■ Description of the task ■
Pick out the lines below that contain the string "content" and copy them all.

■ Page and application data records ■
◇ ◇ ◇ ◇ ◇ ◇ ◇

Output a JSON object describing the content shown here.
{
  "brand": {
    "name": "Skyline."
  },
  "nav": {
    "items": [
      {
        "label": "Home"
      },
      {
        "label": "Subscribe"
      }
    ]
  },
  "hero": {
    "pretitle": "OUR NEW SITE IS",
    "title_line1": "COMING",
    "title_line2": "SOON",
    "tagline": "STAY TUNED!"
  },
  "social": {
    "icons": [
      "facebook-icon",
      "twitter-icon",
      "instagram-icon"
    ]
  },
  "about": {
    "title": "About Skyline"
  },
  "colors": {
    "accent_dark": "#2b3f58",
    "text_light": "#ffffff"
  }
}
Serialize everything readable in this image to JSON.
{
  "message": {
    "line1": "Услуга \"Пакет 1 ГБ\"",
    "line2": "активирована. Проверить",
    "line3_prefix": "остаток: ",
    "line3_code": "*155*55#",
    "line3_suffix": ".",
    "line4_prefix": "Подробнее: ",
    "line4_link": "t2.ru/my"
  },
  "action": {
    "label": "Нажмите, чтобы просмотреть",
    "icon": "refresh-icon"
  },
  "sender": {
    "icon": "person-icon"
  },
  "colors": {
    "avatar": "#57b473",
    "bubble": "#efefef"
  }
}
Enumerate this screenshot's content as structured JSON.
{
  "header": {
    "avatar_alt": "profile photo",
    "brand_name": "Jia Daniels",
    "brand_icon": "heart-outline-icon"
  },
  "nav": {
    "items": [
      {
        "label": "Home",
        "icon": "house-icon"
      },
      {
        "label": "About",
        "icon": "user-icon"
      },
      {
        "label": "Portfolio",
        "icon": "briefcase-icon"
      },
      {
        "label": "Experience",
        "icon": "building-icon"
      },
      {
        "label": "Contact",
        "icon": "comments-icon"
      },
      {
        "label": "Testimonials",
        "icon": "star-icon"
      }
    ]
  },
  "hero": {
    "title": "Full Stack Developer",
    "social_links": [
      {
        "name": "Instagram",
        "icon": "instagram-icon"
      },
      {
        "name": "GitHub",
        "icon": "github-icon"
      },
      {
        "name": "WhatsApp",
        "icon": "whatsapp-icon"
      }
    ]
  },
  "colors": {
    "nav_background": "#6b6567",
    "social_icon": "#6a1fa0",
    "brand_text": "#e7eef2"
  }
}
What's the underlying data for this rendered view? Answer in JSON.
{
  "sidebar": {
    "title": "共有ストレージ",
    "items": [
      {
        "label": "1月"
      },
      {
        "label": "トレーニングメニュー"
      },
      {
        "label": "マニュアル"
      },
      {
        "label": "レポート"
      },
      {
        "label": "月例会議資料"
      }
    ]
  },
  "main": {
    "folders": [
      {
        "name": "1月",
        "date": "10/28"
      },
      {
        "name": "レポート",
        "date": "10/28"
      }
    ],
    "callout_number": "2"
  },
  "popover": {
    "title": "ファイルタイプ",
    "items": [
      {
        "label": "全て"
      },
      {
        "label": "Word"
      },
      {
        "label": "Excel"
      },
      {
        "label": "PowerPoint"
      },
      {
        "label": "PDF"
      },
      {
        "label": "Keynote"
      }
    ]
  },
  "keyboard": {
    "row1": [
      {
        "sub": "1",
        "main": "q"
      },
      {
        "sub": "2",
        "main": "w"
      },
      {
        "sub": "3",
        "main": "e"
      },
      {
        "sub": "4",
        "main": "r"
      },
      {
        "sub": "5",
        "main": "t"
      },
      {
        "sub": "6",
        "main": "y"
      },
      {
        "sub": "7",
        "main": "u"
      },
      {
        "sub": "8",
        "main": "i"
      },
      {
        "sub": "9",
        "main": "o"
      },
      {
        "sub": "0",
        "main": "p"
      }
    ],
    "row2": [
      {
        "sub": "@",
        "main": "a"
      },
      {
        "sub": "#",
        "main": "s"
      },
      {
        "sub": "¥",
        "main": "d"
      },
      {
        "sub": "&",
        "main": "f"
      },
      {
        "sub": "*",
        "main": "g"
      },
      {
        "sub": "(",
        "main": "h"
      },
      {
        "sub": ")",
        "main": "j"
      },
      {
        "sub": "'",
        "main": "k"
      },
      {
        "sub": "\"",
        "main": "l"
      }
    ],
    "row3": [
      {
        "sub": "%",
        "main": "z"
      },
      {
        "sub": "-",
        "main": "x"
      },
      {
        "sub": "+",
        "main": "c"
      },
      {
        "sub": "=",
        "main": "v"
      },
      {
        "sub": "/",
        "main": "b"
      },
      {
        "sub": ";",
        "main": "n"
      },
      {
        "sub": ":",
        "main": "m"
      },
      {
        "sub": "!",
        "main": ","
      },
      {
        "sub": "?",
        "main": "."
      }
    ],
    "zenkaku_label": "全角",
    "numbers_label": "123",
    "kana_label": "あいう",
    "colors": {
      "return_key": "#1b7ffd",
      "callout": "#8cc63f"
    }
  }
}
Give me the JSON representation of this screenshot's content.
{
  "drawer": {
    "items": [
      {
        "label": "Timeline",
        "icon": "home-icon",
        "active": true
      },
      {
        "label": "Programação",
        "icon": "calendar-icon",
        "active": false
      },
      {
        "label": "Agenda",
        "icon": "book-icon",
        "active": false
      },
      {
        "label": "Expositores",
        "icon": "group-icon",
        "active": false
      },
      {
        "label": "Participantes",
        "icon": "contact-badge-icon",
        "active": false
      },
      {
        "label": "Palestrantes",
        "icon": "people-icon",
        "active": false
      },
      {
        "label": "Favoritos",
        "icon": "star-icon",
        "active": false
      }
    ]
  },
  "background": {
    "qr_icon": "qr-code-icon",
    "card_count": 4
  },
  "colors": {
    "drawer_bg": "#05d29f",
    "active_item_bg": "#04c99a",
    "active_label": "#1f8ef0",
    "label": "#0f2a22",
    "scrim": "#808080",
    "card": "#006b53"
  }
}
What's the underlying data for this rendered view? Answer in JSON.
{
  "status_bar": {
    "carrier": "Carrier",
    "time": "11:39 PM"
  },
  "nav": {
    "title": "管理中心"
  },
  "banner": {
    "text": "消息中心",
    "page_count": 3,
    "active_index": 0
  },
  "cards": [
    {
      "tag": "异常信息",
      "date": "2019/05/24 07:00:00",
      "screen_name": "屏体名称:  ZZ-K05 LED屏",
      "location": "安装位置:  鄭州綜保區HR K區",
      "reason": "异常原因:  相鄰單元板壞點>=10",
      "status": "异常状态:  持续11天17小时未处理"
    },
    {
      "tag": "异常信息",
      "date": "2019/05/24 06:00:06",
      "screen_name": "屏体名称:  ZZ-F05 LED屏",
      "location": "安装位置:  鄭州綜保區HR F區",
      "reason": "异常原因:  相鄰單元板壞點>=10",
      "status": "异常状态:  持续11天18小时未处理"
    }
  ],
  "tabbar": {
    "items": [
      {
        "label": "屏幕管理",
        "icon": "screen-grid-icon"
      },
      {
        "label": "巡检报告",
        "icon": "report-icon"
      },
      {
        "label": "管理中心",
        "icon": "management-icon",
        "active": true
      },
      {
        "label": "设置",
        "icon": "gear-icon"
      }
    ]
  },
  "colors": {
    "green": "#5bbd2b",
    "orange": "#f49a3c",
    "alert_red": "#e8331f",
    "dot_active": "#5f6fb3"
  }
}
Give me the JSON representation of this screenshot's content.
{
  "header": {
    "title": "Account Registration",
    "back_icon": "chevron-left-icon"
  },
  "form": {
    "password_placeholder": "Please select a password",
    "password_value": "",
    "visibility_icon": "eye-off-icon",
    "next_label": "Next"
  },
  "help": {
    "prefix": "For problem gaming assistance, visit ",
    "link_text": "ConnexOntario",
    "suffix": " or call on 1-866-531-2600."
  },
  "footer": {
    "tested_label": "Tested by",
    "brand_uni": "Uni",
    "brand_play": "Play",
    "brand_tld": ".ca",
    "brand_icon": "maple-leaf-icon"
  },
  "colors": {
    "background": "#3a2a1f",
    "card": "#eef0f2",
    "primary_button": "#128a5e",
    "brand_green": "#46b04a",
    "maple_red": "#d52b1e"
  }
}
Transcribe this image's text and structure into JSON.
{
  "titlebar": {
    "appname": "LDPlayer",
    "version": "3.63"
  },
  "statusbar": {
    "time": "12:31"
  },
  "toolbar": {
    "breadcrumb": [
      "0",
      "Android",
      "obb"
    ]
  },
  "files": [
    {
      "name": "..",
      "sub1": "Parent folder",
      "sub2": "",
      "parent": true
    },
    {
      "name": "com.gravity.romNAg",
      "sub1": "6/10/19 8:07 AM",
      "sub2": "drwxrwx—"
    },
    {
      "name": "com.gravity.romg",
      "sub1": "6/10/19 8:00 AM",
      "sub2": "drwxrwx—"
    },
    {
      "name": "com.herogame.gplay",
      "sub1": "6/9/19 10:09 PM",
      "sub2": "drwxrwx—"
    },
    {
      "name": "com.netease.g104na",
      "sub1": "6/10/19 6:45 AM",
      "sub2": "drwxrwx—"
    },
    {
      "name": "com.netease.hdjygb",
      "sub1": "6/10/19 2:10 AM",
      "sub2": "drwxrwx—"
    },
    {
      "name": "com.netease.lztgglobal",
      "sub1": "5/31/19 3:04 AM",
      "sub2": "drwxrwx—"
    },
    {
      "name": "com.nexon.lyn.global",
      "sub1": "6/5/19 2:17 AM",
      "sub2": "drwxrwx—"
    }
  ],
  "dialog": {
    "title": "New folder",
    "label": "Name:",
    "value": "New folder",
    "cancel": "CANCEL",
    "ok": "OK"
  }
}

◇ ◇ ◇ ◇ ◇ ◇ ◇

■ Your solution ■
Output a JSON object describing the content shown here.
Enumerate this screenshot's content as structured JSON.
Give me the JSON representation of this screenshot's content.
Give me the JSON representation of this screenshot's content.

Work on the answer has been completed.